# [Your objective]
Report every line of the records below that includes the string "expired".

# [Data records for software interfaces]
---*---

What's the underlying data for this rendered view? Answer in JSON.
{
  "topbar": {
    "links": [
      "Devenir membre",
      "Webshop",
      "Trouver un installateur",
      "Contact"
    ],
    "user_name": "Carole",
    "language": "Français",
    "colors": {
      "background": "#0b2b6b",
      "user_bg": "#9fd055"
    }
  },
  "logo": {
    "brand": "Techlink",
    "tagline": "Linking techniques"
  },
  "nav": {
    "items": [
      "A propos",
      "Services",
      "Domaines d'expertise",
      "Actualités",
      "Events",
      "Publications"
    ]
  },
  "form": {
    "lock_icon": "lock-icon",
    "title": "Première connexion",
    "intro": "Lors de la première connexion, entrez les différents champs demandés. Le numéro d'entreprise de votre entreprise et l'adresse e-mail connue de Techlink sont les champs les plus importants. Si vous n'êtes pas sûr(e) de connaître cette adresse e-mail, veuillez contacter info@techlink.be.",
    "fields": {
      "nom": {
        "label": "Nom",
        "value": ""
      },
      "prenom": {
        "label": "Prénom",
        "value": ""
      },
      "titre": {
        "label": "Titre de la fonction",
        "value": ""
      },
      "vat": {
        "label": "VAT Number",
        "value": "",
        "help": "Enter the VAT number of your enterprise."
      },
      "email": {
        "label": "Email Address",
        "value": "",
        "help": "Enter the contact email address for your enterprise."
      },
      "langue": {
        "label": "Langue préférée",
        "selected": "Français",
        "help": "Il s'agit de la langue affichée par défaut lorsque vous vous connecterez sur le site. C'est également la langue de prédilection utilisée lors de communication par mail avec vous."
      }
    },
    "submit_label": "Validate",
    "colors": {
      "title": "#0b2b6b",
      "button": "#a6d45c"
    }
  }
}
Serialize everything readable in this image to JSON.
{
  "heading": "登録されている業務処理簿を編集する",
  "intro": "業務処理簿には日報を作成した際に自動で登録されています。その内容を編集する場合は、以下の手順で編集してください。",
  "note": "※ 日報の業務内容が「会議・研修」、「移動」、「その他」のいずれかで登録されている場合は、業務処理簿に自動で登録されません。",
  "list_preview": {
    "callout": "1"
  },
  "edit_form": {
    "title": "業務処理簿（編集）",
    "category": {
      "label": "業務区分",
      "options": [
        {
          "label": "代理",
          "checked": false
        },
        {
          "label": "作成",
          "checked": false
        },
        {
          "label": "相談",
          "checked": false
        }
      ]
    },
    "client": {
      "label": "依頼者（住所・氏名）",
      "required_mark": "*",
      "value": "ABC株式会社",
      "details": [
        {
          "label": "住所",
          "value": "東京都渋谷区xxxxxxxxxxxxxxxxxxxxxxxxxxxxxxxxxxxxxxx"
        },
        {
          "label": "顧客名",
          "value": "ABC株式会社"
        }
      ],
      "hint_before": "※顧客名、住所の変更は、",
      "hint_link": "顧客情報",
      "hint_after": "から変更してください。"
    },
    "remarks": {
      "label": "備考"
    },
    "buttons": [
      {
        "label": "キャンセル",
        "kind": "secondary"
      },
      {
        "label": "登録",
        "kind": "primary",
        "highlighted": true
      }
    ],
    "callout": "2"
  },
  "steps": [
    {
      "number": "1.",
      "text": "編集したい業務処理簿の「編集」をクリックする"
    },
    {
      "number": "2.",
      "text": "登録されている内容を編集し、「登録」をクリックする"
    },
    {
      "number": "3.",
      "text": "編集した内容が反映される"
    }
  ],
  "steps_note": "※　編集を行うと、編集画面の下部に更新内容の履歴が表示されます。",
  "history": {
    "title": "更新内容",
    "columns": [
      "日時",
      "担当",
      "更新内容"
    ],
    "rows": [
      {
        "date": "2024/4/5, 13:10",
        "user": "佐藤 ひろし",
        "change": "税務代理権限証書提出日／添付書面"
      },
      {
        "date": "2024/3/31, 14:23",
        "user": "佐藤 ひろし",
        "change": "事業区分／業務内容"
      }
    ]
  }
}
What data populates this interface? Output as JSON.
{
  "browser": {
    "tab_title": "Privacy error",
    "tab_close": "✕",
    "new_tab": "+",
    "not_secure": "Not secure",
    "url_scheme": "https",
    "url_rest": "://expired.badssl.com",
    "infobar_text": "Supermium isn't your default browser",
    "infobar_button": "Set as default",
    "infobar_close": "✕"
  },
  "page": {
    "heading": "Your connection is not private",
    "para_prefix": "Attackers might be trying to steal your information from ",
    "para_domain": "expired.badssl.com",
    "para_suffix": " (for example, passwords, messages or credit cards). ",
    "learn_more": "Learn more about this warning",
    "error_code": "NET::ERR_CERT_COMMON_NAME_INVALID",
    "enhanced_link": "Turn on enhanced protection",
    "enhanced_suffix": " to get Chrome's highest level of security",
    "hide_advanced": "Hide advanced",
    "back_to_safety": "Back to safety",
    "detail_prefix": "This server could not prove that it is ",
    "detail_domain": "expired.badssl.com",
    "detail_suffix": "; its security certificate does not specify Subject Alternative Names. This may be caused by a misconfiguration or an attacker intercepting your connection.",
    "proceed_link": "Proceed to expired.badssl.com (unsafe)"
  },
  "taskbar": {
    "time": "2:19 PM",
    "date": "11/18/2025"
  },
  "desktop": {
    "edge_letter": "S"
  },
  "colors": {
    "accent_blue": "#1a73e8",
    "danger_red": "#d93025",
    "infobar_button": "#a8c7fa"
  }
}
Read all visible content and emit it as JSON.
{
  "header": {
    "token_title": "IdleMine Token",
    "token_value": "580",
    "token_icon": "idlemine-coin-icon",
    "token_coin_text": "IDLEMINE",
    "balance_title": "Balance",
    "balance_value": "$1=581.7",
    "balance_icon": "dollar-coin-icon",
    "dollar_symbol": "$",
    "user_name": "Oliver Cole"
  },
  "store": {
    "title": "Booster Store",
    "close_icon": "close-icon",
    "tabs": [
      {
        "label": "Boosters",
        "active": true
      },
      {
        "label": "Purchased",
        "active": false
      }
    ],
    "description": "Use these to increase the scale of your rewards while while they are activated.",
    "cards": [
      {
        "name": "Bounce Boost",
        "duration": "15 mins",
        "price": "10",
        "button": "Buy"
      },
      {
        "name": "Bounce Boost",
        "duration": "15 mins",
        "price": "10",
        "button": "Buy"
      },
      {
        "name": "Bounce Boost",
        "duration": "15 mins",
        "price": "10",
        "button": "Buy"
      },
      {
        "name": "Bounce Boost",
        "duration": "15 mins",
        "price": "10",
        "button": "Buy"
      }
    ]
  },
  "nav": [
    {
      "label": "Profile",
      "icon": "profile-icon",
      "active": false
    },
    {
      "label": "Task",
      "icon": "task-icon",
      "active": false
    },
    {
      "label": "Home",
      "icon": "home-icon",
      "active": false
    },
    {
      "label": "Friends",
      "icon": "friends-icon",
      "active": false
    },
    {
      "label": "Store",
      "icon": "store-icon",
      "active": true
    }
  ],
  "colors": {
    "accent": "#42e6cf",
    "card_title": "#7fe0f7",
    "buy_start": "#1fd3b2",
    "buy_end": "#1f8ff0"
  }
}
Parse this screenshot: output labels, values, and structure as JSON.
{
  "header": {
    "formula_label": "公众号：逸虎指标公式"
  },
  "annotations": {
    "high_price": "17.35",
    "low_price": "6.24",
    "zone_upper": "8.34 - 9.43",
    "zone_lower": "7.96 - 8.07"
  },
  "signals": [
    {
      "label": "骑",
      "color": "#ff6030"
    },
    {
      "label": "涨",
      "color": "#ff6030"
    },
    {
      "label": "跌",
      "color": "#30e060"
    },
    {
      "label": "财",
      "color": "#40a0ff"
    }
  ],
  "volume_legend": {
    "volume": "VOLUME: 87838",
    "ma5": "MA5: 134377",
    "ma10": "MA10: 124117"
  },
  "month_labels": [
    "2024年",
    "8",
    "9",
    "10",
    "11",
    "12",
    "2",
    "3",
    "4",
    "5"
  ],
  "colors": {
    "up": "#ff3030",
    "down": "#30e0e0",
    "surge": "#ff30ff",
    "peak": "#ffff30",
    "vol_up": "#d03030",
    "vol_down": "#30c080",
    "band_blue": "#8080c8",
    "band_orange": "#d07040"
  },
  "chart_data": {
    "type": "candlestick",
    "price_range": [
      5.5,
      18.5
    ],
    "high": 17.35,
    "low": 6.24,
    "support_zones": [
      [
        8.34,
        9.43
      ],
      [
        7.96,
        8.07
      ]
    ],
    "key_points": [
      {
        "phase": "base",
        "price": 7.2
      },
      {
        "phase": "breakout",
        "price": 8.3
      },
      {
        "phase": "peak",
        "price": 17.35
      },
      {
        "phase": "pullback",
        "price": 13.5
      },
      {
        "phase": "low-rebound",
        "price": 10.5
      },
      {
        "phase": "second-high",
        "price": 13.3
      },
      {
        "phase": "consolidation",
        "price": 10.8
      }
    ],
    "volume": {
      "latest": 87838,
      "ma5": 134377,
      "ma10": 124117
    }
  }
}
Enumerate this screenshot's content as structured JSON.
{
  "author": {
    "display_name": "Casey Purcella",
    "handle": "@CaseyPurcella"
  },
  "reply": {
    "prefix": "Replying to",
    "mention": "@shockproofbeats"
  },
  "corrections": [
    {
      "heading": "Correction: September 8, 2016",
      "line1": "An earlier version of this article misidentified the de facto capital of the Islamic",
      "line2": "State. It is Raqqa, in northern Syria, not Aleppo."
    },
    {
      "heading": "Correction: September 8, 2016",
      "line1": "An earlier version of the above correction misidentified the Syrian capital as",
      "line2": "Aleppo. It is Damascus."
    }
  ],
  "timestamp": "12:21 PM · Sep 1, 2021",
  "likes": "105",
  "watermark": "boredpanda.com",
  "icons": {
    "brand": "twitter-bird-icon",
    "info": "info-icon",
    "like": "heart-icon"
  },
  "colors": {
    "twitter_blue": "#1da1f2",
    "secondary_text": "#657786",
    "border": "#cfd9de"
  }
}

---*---

# [Answer box]
    "url_rest": "://expired.badssl.com",
    "para_domain": "expired.badssl.com",
    "detail_domain": "expired.badssl.com",
    "proceed_link": "Proceed to expired.badssl.com (unsafe)"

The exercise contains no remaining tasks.